2. 12 tracks from Bob Dylan’s first two greatest hits volumes (i.e. “All Along the Watchtower”, “I Shall Be Released”)
3. 5 tracks from Pearl Jam (i.e. “Nothingman”, “Once”)
4. Nathan, Jimson Weed
5. Hem, Funnel Cloud
6.  Neu! 75
7. Arcade Fire EP
8.  The Swell Season
9.  The Inbred, Kombinator
10. Sandra McCracken, Red Balloon
11.  The Minutemen, Double Nickels on the Dime (43 tracks for the price of 12!)
12.  5 tracks from Modest Mouse’s Sad Sappy Sucker
13. Son Volt, The Search (Deluxe Edition)
14. Sandra McCracken, Gravity/Love
15.  Dinosaur Jr., Farm
16. 6 tracks from Modest Mouse’s Epic releases
17. Bruce Springsteen, Hammersmith Odeon London ’75

And while there’s more where that came from, I’m not even done buying yet. I don’t know of a deal that even comes close to that in music downloads. So if you haven’t done a free trial with eMusic, what are you waiting for?

Sandra McCracken: Gravity|Love (2006)

Sandra McCracken
Gravity|Love; 2006
Towhee Records
My Rating: 80/100
Sandra McCracken has built herself a reputation as the thoughtful girl-next-door, and her fourth album, GRAVITY|LOVE, is her strongest offering to date. Folky songwriters can often miss the point when it comes to concept, but Sandra gets it right here, crafting eleven cohesive tracks centered around Love as Gravity as Love. Not that she ever gets cerebral about it, but these lovely tracks speak to the deepest of human longings. Yet the greatest strength of this record is that she casts it as a road record, every track seeming custom made for hitting the open highway in search of God knows what. From the joyous opener “Head Over Heel” to the sad-eyed “Portadown Station”, this is a record more about departures than arrivals, especially given the brilliant tribute to George Harrison, “Goodbye George.” Like U2, you get the impression that although Sandra knows what she’s looking for, she still hasn’t found it. That’s okay – being along for the ride will do.
Cohesion (4.5/5)
COnsistency (4/5)
Consequence (4/5)
Concept (4.5/5)
Tracks:
1. Head Over Heel (5/5)
2. Long Way Home (4/5)
3. Goodbye George (5/5)
4. Gravity (4/5)
5. Traincar (5/5)
6. Portadown Station (4.5/5)
7. Doubt (3.5/5)
8. Broken Cup (4/5)
9. Shelter (4/5)
10. Chattanooga (5/5)
11. All the Miles (4/5)

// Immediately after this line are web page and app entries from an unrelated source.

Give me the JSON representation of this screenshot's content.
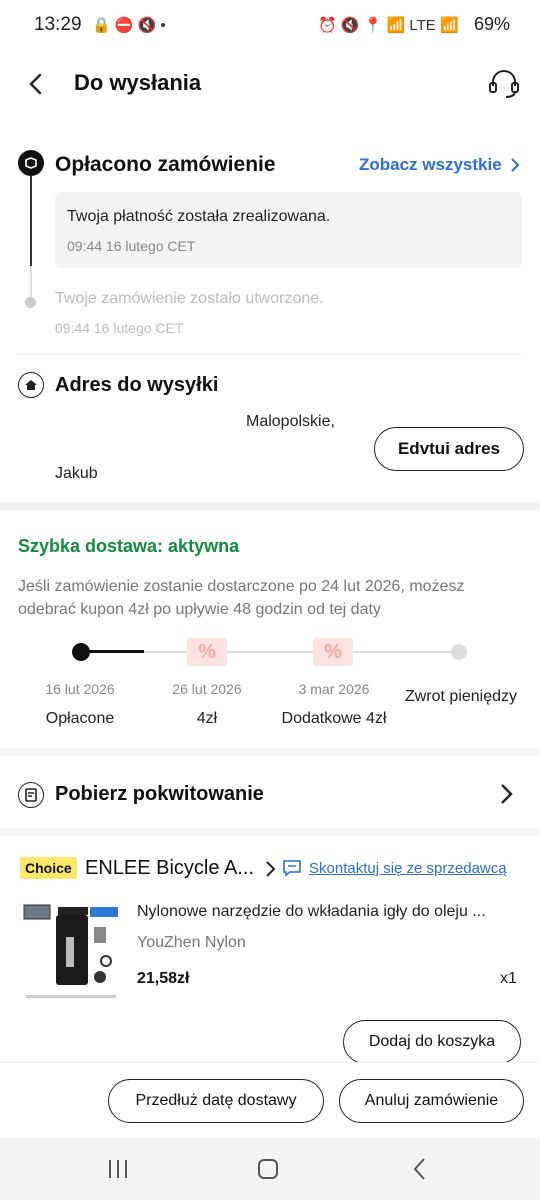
{
  "status": {
    "time": "13:29",
    "battery": "69%"
  },
  "header": {
    "title": "Do wysłania"
  },
  "timeline": {
    "paid_title": "Opłacono zamówienie",
    "see_all": "Zobacz wszystkie",
    "payment_msg": "Twoja płatność została zrealizowana.",
    "payment_time": "09:44 16 lutego CET",
    "created_msg": "Twoje zamówienie zostało utworzone.",
    "created_time": "09:44 16 lutego CET"
  },
  "address": {
    "title": "Adres do wysyłki",
    "region": "Malopolskie,",
    "name": "Jakub",
    "edit_button": "Edvtui adres"
  },
  "delivery": {
    "title": "Szybka dostawa: aktywna",
    "desc": "Jeśli zamówienie zostanie dostarczone po 24 lut 2026, możesz odebrać kupon 4zł po upływie 48 godzin od tej daty",
    "steps": [
      {
        "date": "16 lut 2026",
        "label": "Opłacone"
      },
      {
        "date": "26 lut 2026",
        "label": "4zł"
      },
      {
        "date": "3 mar 2026",
        "label": "Dodatkowe 4zł"
      },
      {
        "date": "",
        "label": "Zwrot pieniędzy"
      }
    ]
  },
  "receipt": {
    "label": "Pobierz pokwitowanie"
  },
  "store": {
    "badge": "Choice",
    "name": "ENLEE Bicycle A...",
    "contact": "Skontaktuj się ze sprzedawcą"
  },
  "product": {
    "title": "Nylonowe narzędzie do wkładania igły do oleju ...",
    "variant": "YouZhen Nylon",
    "price": "21,58zł",
    "qty": "x1",
    "add_to_cart": "Dodaj do koszyka"
  },
  "actions": {
    "extend": "Przedłuż datę dostawy",
    "cancel": "Anuluj zamówienie"
  },
  "colors": {
    "accent_blue": "#2a6fdb",
    "green": "#128c3c",
    "coupon_pink": "#f9a7a7"
  }
}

SandramccrackengravityloveSandra McCracken
Gravity|Love; 2006
Towhee Records

My Rating: 80/100

A road record for the endless highway…

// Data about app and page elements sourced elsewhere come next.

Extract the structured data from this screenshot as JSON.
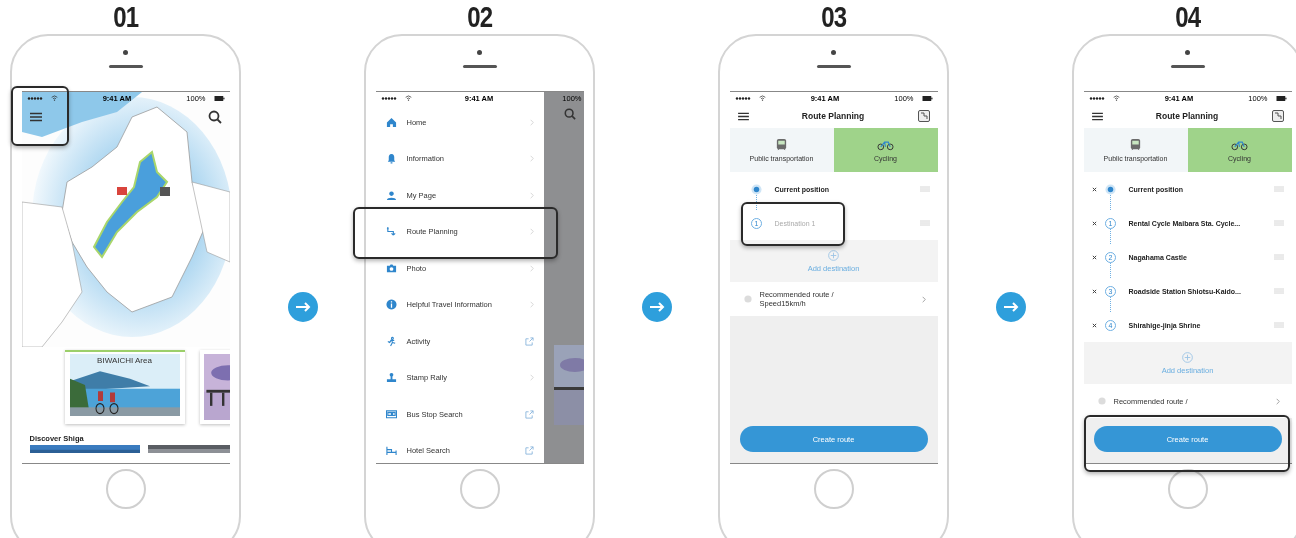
{
  "steps": [
    {
      "number": "01",
      "screen": {
        "kind": "map",
        "status": {
          "time": "9:41 AM",
          "battery": "100%"
        },
        "menu_button_highlighted": true,
        "card_title": "BIWAICHI Area",
        "section_title": "Discover Shiga"
      }
    },
    {
      "number": "02",
      "screen": {
        "kind": "menu",
        "status": {
          "time": "9:41 AM",
          "battery": "100%"
        },
        "items": [
          {
            "kind": "page",
            "label": "Home",
            "highlighted": false
          },
          {
            "kind": "page",
            "label": "Information",
            "highlighted": false
          },
          {
            "kind": "page",
            "label": "My Page",
            "highlighted": false
          },
          {
            "kind": "page",
            "label": "Route Planning",
            "highlighted": true
          },
          {
            "kind": "page",
            "label": "Photo",
            "highlighted": false
          },
          {
            "kind": "page",
            "label": "Helpful Travel Information",
            "highlighted": false
          },
          {
            "kind": "external",
            "label": "Activity",
            "highlighted": false
          },
          {
            "kind": "page",
            "label": "Stamp Rally",
            "highlighted": false
          },
          {
            "kind": "external",
            "label": "Bus Stop Search",
            "highlighted": false
          },
          {
            "kind": "external",
            "label": "Hotel Search",
            "highlighted": false
          }
        ]
      }
    },
    {
      "number": "03",
      "screen": {
        "kind": "route",
        "status": {
          "time": "9:41 AM",
          "battery": "100%"
        },
        "title": "Route Planning",
        "tabs": [
          {
            "label": "Public transportation",
            "selected": false
          },
          {
            "label": "Cycling",
            "selected": true
          }
        ],
        "stops": [
          {
            "kind": "current",
            "label": "Current position",
            "removable": false,
            "highlighted": false
          },
          {
            "kind": "destination",
            "number": "1",
            "placeholder": "Destination 1",
            "removable": false,
            "highlighted": true
          }
        ],
        "add_label": "Add destination",
        "route_option": "Recommended route / Speed15km/h",
        "create_button": {
          "label": "Create route",
          "highlighted": false
        }
      }
    },
    {
      "number": "04",
      "screen": {
        "kind": "route",
        "status": {
          "time": "9:41 AM",
          "battery": "100%"
        },
        "title": "Route Planning",
        "tabs": [
          {
            "label": "Public transportation",
            "selected": false
          },
          {
            "label": "Cycling",
            "selected": true
          }
        ],
        "stops": [
          {
            "kind": "current",
            "label": "Current position",
            "removable": true,
            "highlighted": false
          },
          {
            "kind": "destination",
            "number": "1",
            "label": "Rental Cycle Maibara Sta. Cycle...",
            "removable": true,
            "highlighted": false
          },
          {
            "kind": "destination",
            "number": "2",
            "label": "Nagahama Castle",
            "removable": true,
            "highlighted": false
          },
          {
            "kind": "destination",
            "number": "3",
            "label": "Roadside Station Shiotsu-Kaido...",
            "removable": true,
            "highlighted": false
          },
          {
            "kind": "destination",
            "number": "4",
            "label": "Shirahige-jinja Shrine",
            "removable": true,
            "highlighted": false
          }
        ],
        "add_label": "Add destination",
        "route_option": "Recommended route /",
        "create_button": {
          "label": "Create route",
          "highlighted": true
        }
      }
    }
  ]
}
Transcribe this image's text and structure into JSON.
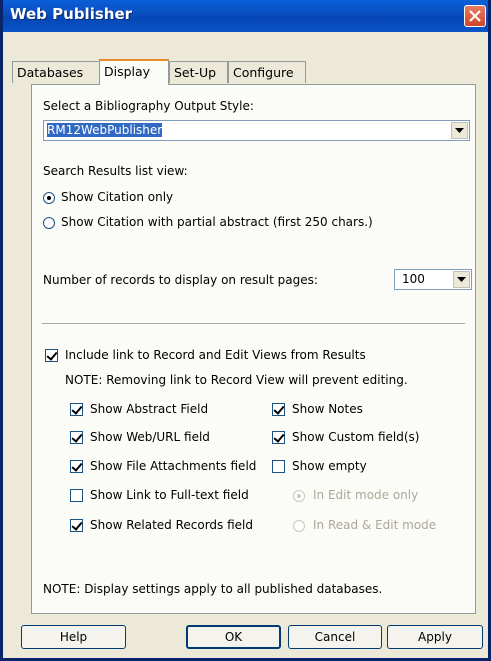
{
  "window": {
    "title": "Web Publisher"
  },
  "tabs": [
    {
      "label": "Databases"
    },
    {
      "label": "Display"
    },
    {
      "label": "Set-Up"
    },
    {
      "label": "Configure"
    }
  ],
  "display": {
    "style_label": "Select a Bibliography Output Style:",
    "style_value": "RM12WebPublisher",
    "search_view_label": "Search Results list view:",
    "radio_citation_only": "Show Citation only",
    "radio_citation_abstract": "Show Citation with partial abstract (first 250 chars.)",
    "records_label": "Number of records to display on result pages:",
    "records_value": "100",
    "include_link_label": "Include link to Record and Edit Views from Results",
    "include_link_note": "NOTE: Removing link to Record View will prevent editing.",
    "checks": {
      "abstract": "Show Abstract Field",
      "web_url": "Show Web/URL field",
      "file_attachments": "Show File Attachments field",
      "link_fulltext": "Show Link to Full-text field",
      "related_records": "Show Related Records field",
      "notes": "Show Notes",
      "custom_fields": "Show Custom field(s)",
      "show_empty": "Show empty"
    },
    "mode_edit_only": "In Edit mode only",
    "mode_read_edit": "In Read & Edit mode",
    "footer_note": "NOTE: Display settings apply to all published databases."
  },
  "buttons": {
    "help": "Help",
    "ok": "OK",
    "cancel": "Cancel",
    "apply": "Apply"
  },
  "colors": {
    "titlebar": "#0a4ec0",
    "selection": "#316ac5",
    "active_tab": "#e68b2c"
  }
}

Sandra McCracken has built herself a reputation as the thoughtful girl-next-door, and her fourth album, GRAVITY|LOVE, is her strongest offering to date. Folky songwriters can often miss the point when it comes to concept, but Sandra gets it right here, crafting eleven cohesive tracks centered around Love as Gravity as Love. Not that she ever gets cerebral about it, but these lovely tracks speak to the deepest of human longings. Yet the greatest strength of this record is that she casts it as a road record, every track seeming custom made for hitting the open highway in search of God knows what. From the joyous opener “Head Over Heel” to the sad-eyed “Portadown Station”, this is a record more about departures than arrivals, especially given the brilliant tribute to George Harrison, “Goodbye George.” Like U2, you get the impression that although Sandra knows what she’s looking for, she still hasn’t found it. That’s okay – being along for the ride will do.

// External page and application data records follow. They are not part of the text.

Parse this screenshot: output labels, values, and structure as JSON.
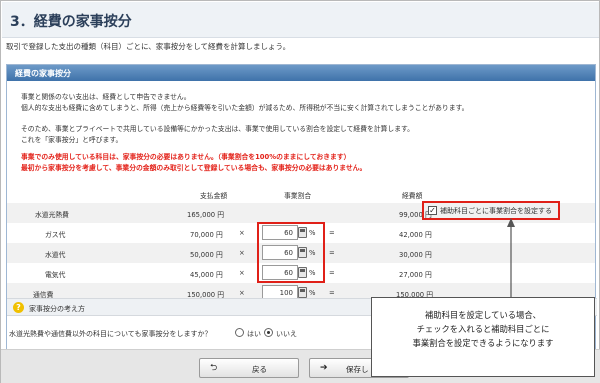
{
  "page": {
    "title": "3．経費の家事按分",
    "intro": "取引で登録した支出の種類（科目）ごとに、家事按分をして経費を計算しましょう。"
  },
  "panel": {
    "header": "経費の家事按分",
    "desc_lines": [
      "事業と関係のない支出は、経費として申告できません。",
      "個人的な支出も経費に含めてしまうと、所得（売上から経費等を引いた金額）が減るため、所得税が不当に安く計算されてしまうことがあります。",
      "そのため、事業とプライベートで共用している設備等にかかった支出は、事業で使用している割合を設定して経費を計算します。",
      "これを「家事按分」と呼びます。"
    ],
    "warn_lines": [
      "事業でのみ使用している科目は、家事按分の必要はありません。（事業割合を100%のままにしておきます）",
      "最初から家事按分を考慮して、事業分の金額のみ取引として登録している場合も、家事按分の必要はありません。"
    ]
  },
  "table": {
    "col_amount": "支払金額",
    "col_ratio": "事業割合",
    "col_expense": "経費額",
    "rows": [
      {
        "name": "水道光熱費",
        "amount": "165,000 円",
        "ratio": "",
        "expense": "99,000 円"
      },
      {
        "name": "ガス代",
        "amount": "70,000 円",
        "ratio": "60",
        "expense": "42,000 円"
      },
      {
        "name": "水道代",
        "amount": "50,000 円",
        "ratio": "60",
        "expense": "30,000 円"
      },
      {
        "name": "電気代",
        "amount": "45,000 円",
        "ratio": "60",
        "expense": "27,000 円"
      },
      {
        "name": "通信費",
        "amount": "150,000 円",
        "ratio": "100",
        "expense": "150,000 円"
      }
    ],
    "times": "×",
    "equals": "=",
    "percent": "%",
    "sub_ratio_checkbox": {
      "label": "補助科目ごとに事業割合を設定する",
      "checked": true,
      "check_mark": "✓"
    }
  },
  "help": {
    "icon": "?",
    "label": "家事按分の考え方"
  },
  "question": {
    "text": "水道光熱費や通信費以外の科目についても家事按分をしますか？",
    "yes": "はい",
    "no": "いいえ",
    "selected": "no"
  },
  "footer": {
    "back": "戻る",
    "back_icon": "⮌",
    "save": "保存し",
    "save_icon": "➔"
  },
  "callout": {
    "lines": [
      "補助科目を設定している場合、",
      "チェックを入れると補助科目ごとに",
      "事業割合を設定できるようになります"
    ]
  },
  "colors": {
    "accent": "#e02018",
    "header_blue": "#4a7db5"
  }
}
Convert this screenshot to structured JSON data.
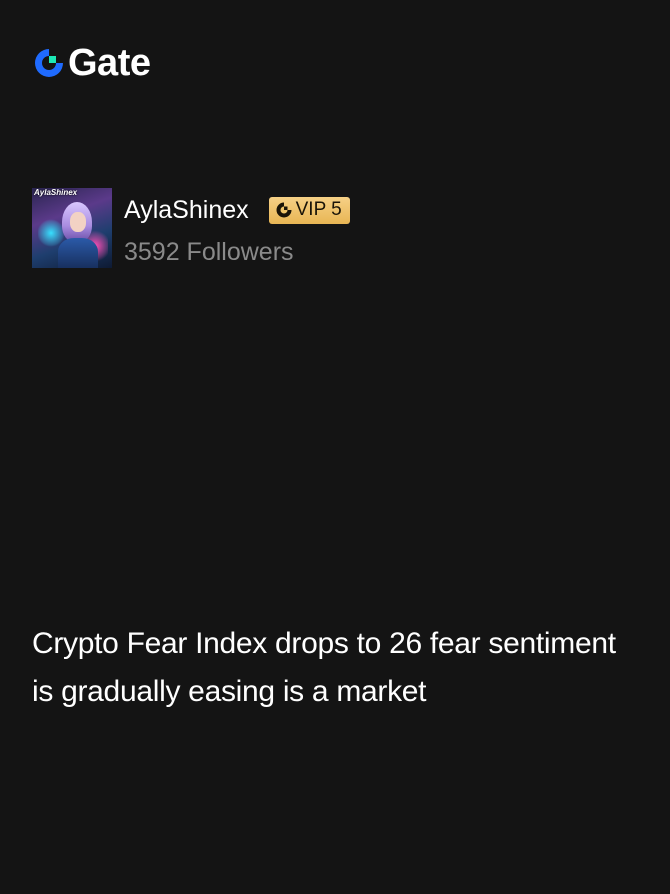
{
  "brand": {
    "logo_text": "Gate",
    "logo_icon": "gate-logo-icon",
    "colors": {
      "logo_blue": "#1f6bff",
      "logo_green": "#1de9b6"
    }
  },
  "author": {
    "avatar_label": "AylaShinex",
    "name": "AylaShinex",
    "vip_label": "VIP 5",
    "vip_icon": "gate-vip-icon",
    "followers": "3592 Followers"
  },
  "post": {
    "text": "Crypto Fear Index drops to 26 fear sentiment is gradually easing is a market"
  },
  "colors": {
    "background": "#141414",
    "text_primary": "#ffffff",
    "text_secondary": "#8a8a8a",
    "vip_badge": "#f0c56a"
  }
}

Cohesion (4.5/5)
Concept (4.5/5)
Consequence (4/5)
Consistency (4/5)

Tracks:

1. Head Over Heel (5/5)
2. Long Way Home (4/5)
3. Goodbye George (5/5)
4. Gravity (4/5)
5. Traincar (5/5)
6. Portadown Station (4.5/5)
7. Doubt (3.5/5)
8. Broken Cup (4/5)
9. Shelter (4/5)
10. Chattanooga (5/5)
11. All the Miles (4/5)